Nakasone also created a dedicated cybersecurity directorate within the National Security Agency, arguing NSA had lost focus on the defensive side of its mission. The NSA’s technical talent and ability to gather “rich, robust and penetrating intelligence …that tells us what our adversaries are doing” plays a vital role in guiding defensive efforts, he said.
Finally, Nakasone’s cyber hub at Fort Meade, – home to both the NSA and Cyber Command – has also been working more closely with civilian agencies like Homeland Security since the 2018 elections. For 2020, he said, the military seeks to expand that partnership beyond the government.
“We’re going to broaden that partnership,” Nakasone said. “In academia, we have a number of great institutions that are doing work to take a look at role of social media and influence operations, [such as] Clemson University or Stanford University or other universities. There’s tremendous work ongoing; we want to make sure that we partner with them.”

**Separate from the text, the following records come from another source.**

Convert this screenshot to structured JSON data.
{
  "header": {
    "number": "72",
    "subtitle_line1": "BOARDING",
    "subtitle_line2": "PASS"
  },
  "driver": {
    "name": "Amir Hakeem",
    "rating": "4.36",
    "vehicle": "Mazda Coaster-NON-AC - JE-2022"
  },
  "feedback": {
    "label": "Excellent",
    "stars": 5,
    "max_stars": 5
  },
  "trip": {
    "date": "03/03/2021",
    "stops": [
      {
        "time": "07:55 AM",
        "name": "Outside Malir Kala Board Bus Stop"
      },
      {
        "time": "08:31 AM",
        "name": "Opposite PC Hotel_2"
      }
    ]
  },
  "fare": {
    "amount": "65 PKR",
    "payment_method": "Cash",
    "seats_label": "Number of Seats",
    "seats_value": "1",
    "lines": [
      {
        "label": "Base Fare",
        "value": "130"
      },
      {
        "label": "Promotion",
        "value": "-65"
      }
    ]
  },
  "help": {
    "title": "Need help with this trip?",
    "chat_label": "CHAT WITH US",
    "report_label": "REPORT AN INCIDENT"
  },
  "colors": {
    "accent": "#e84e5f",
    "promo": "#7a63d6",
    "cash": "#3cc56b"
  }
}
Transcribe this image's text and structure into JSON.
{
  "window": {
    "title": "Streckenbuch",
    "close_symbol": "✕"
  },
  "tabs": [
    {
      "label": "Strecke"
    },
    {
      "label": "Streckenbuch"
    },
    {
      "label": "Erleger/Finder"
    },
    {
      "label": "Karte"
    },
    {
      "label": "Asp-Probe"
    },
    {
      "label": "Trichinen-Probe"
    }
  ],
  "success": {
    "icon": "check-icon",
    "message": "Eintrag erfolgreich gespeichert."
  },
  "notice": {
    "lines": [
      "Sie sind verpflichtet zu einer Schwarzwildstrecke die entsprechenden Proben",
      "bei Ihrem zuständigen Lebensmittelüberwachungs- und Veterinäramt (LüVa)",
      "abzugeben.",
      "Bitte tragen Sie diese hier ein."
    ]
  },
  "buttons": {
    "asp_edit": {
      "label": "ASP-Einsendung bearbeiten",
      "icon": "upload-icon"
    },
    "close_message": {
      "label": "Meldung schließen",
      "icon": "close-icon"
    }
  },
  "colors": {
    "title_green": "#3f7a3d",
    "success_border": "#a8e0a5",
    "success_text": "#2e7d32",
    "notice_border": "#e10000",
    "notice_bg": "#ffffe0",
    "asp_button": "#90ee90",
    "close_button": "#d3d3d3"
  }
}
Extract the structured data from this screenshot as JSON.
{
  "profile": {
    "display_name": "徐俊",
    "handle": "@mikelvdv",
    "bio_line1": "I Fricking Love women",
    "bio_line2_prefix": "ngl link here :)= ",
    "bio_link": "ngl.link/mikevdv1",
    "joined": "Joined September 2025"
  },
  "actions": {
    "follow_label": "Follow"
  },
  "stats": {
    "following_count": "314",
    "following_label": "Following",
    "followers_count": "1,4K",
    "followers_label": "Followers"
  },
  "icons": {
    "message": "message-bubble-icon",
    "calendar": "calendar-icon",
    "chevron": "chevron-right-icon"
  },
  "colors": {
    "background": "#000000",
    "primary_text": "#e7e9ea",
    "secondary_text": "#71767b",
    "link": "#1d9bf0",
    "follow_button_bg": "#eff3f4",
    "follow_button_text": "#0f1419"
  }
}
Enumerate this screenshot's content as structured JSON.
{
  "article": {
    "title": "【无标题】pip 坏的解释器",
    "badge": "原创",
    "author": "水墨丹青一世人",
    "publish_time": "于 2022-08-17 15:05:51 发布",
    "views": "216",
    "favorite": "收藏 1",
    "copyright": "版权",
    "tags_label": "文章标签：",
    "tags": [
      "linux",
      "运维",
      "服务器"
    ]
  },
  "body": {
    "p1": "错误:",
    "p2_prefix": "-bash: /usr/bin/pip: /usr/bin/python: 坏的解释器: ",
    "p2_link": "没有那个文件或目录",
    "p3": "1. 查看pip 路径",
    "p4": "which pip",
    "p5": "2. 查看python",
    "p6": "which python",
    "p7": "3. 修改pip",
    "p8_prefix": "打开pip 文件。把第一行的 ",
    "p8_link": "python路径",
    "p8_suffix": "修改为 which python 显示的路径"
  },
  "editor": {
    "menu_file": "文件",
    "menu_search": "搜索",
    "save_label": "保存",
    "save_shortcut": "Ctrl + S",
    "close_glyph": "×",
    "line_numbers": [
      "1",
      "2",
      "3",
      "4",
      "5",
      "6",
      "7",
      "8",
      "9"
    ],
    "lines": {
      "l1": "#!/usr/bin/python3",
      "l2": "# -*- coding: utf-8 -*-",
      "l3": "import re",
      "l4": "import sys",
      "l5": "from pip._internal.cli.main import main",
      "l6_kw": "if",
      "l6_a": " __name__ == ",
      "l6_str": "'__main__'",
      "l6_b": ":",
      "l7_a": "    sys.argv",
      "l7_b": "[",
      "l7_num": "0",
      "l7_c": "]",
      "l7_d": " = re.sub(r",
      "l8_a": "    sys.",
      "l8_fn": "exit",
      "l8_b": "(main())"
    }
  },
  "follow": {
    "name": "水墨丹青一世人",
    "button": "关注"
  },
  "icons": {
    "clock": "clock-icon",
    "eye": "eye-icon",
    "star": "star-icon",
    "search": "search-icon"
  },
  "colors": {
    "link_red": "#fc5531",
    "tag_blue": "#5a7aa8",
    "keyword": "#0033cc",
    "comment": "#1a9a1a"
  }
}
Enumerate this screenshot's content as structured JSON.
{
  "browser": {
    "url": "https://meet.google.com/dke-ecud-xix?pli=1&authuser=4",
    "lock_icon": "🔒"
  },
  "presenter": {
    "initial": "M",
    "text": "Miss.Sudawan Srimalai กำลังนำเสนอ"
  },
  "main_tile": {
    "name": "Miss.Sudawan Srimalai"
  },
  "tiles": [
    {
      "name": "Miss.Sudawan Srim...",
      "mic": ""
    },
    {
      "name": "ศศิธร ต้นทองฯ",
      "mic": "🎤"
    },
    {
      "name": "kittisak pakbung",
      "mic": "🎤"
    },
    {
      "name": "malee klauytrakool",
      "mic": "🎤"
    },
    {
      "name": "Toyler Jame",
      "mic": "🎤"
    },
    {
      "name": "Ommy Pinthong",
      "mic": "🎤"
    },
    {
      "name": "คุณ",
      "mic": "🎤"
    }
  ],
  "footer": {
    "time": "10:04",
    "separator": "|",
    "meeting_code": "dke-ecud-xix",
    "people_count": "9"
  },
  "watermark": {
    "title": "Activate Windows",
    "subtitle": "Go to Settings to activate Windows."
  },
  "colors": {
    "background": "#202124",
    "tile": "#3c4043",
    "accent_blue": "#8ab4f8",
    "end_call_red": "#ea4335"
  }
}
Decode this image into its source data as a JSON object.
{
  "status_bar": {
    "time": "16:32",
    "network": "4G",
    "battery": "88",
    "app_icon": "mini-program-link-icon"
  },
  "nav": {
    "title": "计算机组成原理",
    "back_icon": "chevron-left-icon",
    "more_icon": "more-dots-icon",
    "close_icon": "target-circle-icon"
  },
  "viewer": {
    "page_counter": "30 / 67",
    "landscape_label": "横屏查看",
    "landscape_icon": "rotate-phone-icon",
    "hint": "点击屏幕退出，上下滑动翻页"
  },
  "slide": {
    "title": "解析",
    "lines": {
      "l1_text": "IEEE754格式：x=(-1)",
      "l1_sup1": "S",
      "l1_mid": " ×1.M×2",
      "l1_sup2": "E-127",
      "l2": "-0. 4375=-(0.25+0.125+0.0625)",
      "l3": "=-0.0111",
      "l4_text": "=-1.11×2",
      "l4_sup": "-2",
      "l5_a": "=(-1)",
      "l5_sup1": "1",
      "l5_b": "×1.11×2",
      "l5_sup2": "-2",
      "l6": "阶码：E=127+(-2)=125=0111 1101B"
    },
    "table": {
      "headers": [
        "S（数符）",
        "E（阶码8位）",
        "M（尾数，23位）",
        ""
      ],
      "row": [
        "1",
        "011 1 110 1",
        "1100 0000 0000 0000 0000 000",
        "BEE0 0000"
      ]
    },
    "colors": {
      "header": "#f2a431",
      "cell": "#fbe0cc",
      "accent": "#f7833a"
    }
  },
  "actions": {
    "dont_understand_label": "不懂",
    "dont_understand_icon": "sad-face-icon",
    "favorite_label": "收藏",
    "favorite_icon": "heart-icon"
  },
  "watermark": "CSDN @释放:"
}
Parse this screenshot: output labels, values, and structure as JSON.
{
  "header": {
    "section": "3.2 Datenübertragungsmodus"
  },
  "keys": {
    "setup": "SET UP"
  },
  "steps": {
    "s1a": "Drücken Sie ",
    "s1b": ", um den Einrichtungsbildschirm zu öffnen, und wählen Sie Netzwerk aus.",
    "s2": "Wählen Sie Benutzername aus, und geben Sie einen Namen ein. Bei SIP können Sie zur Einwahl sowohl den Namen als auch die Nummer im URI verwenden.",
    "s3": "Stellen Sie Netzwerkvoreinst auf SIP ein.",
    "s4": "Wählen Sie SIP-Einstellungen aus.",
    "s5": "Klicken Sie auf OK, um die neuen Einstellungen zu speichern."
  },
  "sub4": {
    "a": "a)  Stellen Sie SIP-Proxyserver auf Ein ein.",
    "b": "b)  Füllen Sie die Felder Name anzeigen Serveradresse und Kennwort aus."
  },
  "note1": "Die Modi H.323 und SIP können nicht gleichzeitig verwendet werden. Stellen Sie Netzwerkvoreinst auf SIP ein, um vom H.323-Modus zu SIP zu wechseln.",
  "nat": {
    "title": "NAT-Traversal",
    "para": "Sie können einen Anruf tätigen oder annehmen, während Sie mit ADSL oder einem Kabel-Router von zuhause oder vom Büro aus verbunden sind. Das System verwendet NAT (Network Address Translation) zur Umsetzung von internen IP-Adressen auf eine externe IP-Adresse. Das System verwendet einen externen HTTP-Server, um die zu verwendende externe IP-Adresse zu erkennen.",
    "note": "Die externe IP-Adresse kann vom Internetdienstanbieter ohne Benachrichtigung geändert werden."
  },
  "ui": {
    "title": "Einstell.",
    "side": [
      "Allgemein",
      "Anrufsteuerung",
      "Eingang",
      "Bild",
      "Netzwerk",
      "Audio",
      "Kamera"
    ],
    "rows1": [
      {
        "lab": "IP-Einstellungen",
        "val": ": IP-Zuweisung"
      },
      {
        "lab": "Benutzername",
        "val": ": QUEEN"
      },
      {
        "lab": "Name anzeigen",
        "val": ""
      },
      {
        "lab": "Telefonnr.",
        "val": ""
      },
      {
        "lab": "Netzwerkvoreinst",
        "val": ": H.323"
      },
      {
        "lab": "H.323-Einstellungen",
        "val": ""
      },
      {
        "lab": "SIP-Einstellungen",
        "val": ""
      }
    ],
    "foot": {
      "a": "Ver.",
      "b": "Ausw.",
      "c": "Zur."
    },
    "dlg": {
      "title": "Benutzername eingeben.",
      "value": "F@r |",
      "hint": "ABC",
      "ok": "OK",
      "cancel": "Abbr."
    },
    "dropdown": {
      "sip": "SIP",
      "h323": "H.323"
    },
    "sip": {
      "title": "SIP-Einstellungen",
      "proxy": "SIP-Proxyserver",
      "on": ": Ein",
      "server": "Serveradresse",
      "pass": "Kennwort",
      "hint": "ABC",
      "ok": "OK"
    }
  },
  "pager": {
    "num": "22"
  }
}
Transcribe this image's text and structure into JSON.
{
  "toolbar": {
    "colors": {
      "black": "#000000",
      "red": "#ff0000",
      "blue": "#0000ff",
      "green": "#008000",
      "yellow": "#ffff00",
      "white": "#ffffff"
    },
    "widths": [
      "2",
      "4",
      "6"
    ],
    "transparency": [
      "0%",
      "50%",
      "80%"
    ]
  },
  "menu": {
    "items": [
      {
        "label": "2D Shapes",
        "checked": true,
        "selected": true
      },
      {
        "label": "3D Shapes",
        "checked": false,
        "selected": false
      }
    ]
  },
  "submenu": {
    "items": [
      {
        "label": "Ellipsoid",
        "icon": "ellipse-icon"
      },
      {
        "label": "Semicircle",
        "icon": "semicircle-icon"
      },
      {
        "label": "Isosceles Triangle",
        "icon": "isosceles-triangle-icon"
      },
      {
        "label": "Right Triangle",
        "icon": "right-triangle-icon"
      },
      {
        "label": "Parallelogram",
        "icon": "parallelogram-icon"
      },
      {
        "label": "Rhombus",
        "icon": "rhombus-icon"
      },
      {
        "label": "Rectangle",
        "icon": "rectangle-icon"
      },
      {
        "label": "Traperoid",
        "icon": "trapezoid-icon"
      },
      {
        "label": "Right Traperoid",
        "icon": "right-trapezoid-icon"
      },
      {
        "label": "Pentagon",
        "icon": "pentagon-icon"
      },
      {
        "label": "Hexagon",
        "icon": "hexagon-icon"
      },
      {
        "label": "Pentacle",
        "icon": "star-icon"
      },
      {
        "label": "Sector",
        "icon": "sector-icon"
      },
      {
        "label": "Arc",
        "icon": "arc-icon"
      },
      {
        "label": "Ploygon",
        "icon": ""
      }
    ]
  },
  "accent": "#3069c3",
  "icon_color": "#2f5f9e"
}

The general argued that American academia is a national source of strength in other ways as well, creating a pool of talent that adversaries cannot match. “There is no nation on Earth that has the universities, that has the innovation spirit, that has the capability to develop the talent that we have today,” he said.
While some of us are highly educated, however, Nakasone acknowledged that Americans can be pretty stupid about cybersecurity sometimes “We’ve allowed our adversaries to literally use the most simple techniques,” he said. “[Avoiding] clicking on links that lead to malicious software, patching our operating systems, [using] proper password or two factor authentication — those three things, in general, would eliminate roughly 90 percent of the threats that we’ve seen today.”
“We need to raise that bar,” he said. “We need to make sure our adversaries are having to use their most sophisticated techniques. Because today, they’re not.”
From this perspective, it sounds like our adversaries may know us better than we know ourselves.